We were super excited to see such a great 24 inch hartail come out at $750 USD. On paper this bike ticks all the boxes in a great MTB for the 8 to 12 crowd: Light weight Air fork, Hydraulic brakes, 40 mm stem, kenda small block tires, and fantastic geometry in a well made alloy frame. Thanks to Wee Bike Shop for providing a demo bike for us to review. Saracen Mantra 2.4 Details: Intended Age- 8 plus Weight- 24.7 lbs Features- Suntour Air Fork with 80mm travel, Promax hydraulic dis brakes, Kenda Small block 1.95X24 tires, 9 spd 1X Shimano drivetrain with 11-36 Cassette MSRP- $750 USD Available- WeeBikeShop | Chain Reaction The Bike Dads' Take: "It's amazing how far kids' mountain bikes have come in the last few years. Brands are making amazing bikes with great geometry and good parts available to kids who want to push their progresion. Saracen has managed to package this in a 24 inch hard tail at a great price. We swapped the tires and pedals for personal preference/riding terrain but this bike comes ready for serious trails right out of the box." -Colin Be sure to click the Facebook like button below so we can expand our kids' bike community. Thx! Recent Blog Posts Picking The First Pedal Bike The Raise Riders Family Bicycle Weekend Saracen Mantra 2.4 Review Burley D’lite Trailer Review Tout Terrain Streamliner Review Woom 1 Plus Balance Bike Review Rocky Mountain Reaper Review Opus Nix 20 inch Review UNCHAINED: A weekend guide for Whistler and the Bike Park Spawn Yama Jama 20 inch Review Ventana’s full suspension TANDEM, El Conquistador de Montana’s The post Saracen Mantra 2.4 Review appeared first on The Bike Dads.
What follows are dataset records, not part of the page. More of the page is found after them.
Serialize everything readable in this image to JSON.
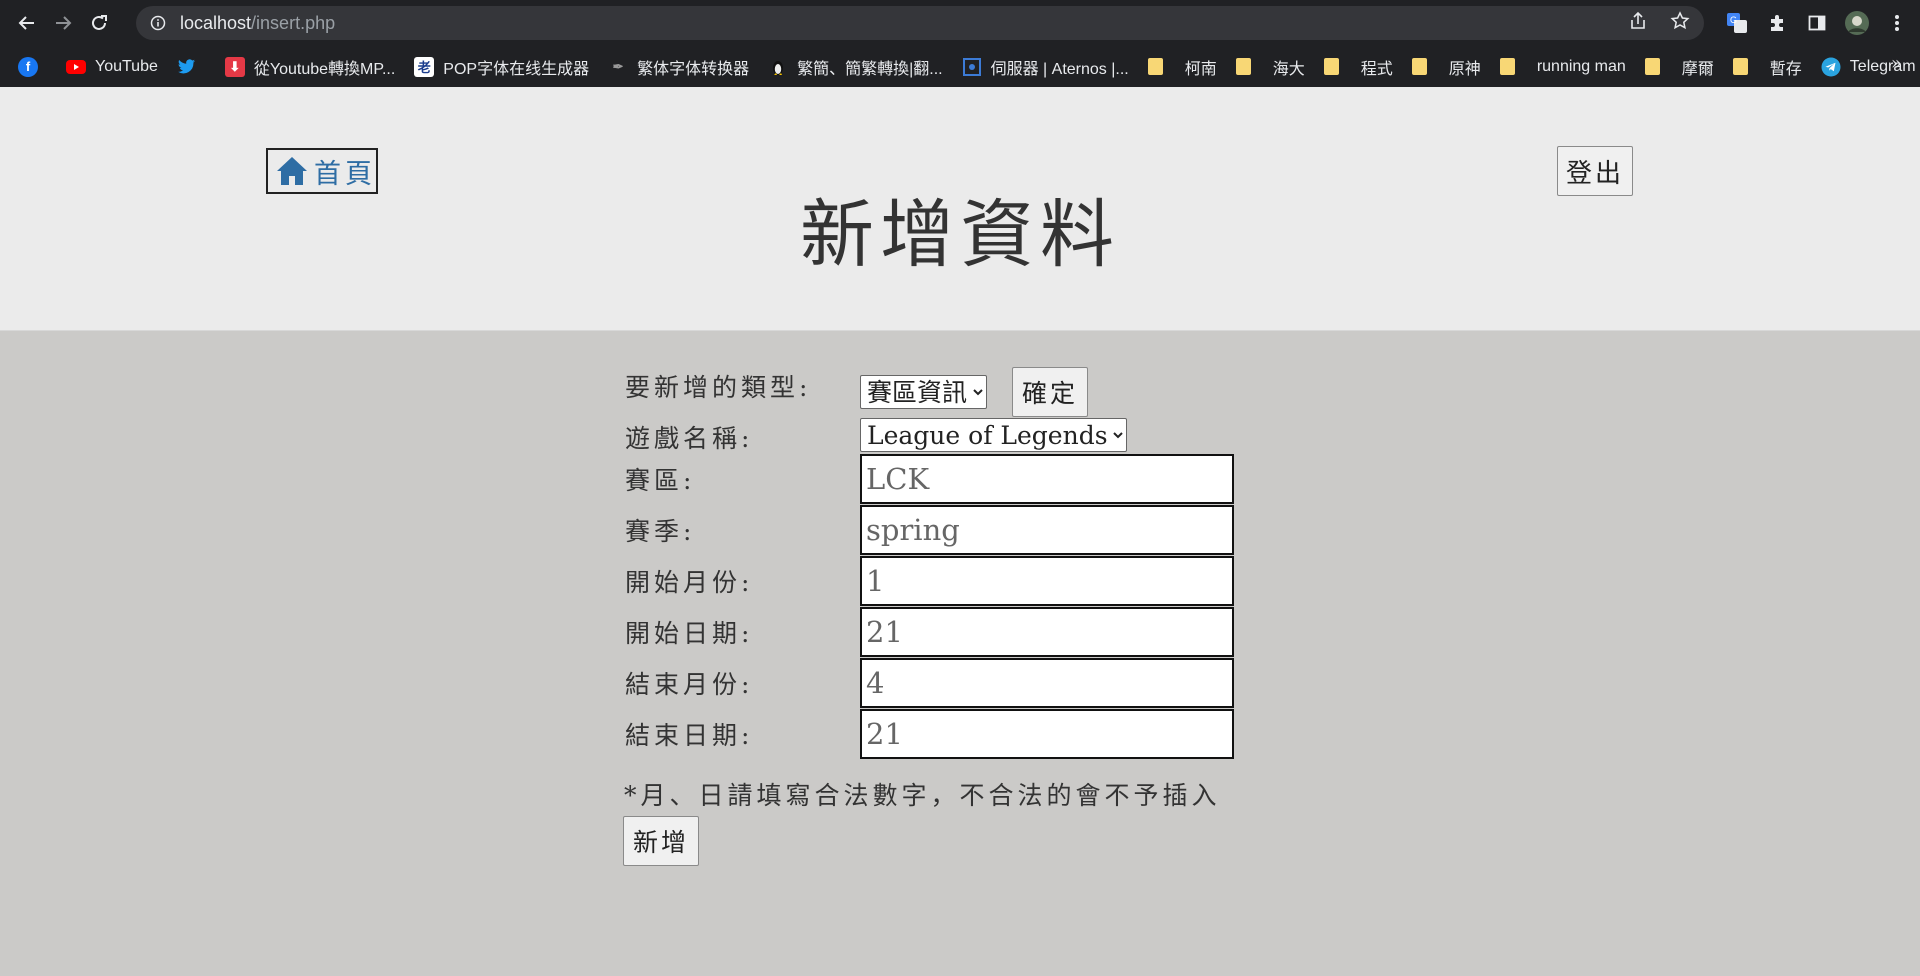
{
  "browser": {
    "url_host": "localhost",
    "url_path": "/insert.php",
    "bookmarks": [
      {
        "label": "",
        "icon": "facebook-icon",
        "color": "#1877f2"
      },
      {
        "label": "YouTube",
        "icon": "youtube-icon",
        "color": "#ff0000"
      },
      {
        "label": "",
        "icon": "twitter-icon",
        "color": "#1d9bf0"
      },
      {
        "label": "從Youtube轉換MP...",
        "icon": "download-icon",
        "color": "#e53946"
      },
      {
        "label": "POP字体在线生成器",
        "icon": "pop-icon",
        "color": "#ffffff"
      },
      {
        "label": "繁体字体转换器",
        "icon": "converter-icon",
        "color": "#444444"
      },
      {
        "label": "繁簡、簡繁轉換|翻...",
        "icon": "penguin-icon",
        "color": "#f5c400"
      },
      {
        "label": "伺服器 | Aternos |...",
        "icon": "aternos-icon",
        "color": "#3c7bd6"
      },
      {
        "label": "柯南",
        "icon": "folder-icon",
        "color": "#f8d775"
      },
      {
        "label": "海大",
        "icon": "folder-icon",
        "color": "#f8d775"
      },
      {
        "label": "程式",
        "icon": "folder-icon",
        "color": "#f8d775"
      },
      {
        "label": "原神",
        "icon": "folder-icon",
        "color": "#f8d775"
      },
      {
        "label": "running man",
        "icon": "folder-icon",
        "color": "#f8d775"
      },
      {
        "label": "摩爾",
        "icon": "folder-icon",
        "color": "#f8d775"
      },
      {
        "label": "暫存",
        "icon": "folder-icon",
        "color": "#f8d775"
      },
      {
        "label": "Telegram Web",
        "icon": "telegram-icon",
        "color": "#2aa3df"
      }
    ],
    "more": "»"
  },
  "header": {
    "home_label": "首頁",
    "title": "新增資料",
    "logout_label": "登出"
  },
  "form": {
    "type_label": "要新增的類型:",
    "type_selected": "賽區資訊",
    "confirm_label": "確定",
    "game_label": "遊戲名稱:",
    "game_selected": "League of Legends",
    "region_label": "賽區:",
    "region_placeholder": "LCK",
    "season_label": "賽季:",
    "season_placeholder": "spring",
    "start_month_label": "開始月份:",
    "start_month_placeholder": "1",
    "start_day_label": "開始日期:",
    "start_day_placeholder": "21",
    "end_month_label": "結束月份:",
    "end_month_placeholder": "4",
    "end_day_label": "結束日期:",
    "end_day_placeholder": "21",
    "note": "*月、日請填寫合法數字，不合法的會不予插入",
    "submit_label": "新增"
  },
  "colors": {
    "page_bg": "#cbcac8",
    "header_bg": "#ebebeb",
    "home_link": "#2e6da4"
  }
}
We are often asked if quality kids bikes can be purchased at your local bike shop. Some brands are making it happen, case in point the Opus Nix 20 inch. Opus has focused on key simplicity and variables like light weight aluminum frames and quality parts to set them apart from the big branded kids bikes you see in some shops. Opus Nix 20 inch Details: Intended Age- 6 to 8/9 Weight- 20.5 lbs Min/Max Seat Height- 24-31 inches Features- alloy frame and fork, good quality parts build, 7spd gripshift drive-train, tektro v brakes, quick release seat post MSRP- $459 CDN Available- at local bike shops in CDN and USA > The Bike Dads' Take: "The Nix is a good option for kids riding around the neighborhood and exploring longer road rides with Mom and Dad. Light weight, long and stable, the 7 spd Opus Nix is a great first geared bike for kids looking for freedom and fresh air. You also get the benefits of dealer service to insure fit and maintenance." -Colin Be sure to click the Facebook like button below so we can expand our kids' bike community. Thx! Recent Blog Posts Picking The First Pedal Bike The Raise Riders Family Bicycle Weekend Saracen Mantra 2.4 Review Burley D’lite Trailer Review Tout Terrain Streamliner Review Woom 1 Plus Balance Bike Review Rocky Mountain Reaper Review Opus Nix 20 inch Review UNCHAINED: A weekend guide for Whistler and the Bike Park Spawn Yama Jama 20 inch Review Ventana’s full suspension TANDEM, El Conquistador de Montana’s The post Opus Nix 20 inch Review appeared first on The Bike Dads.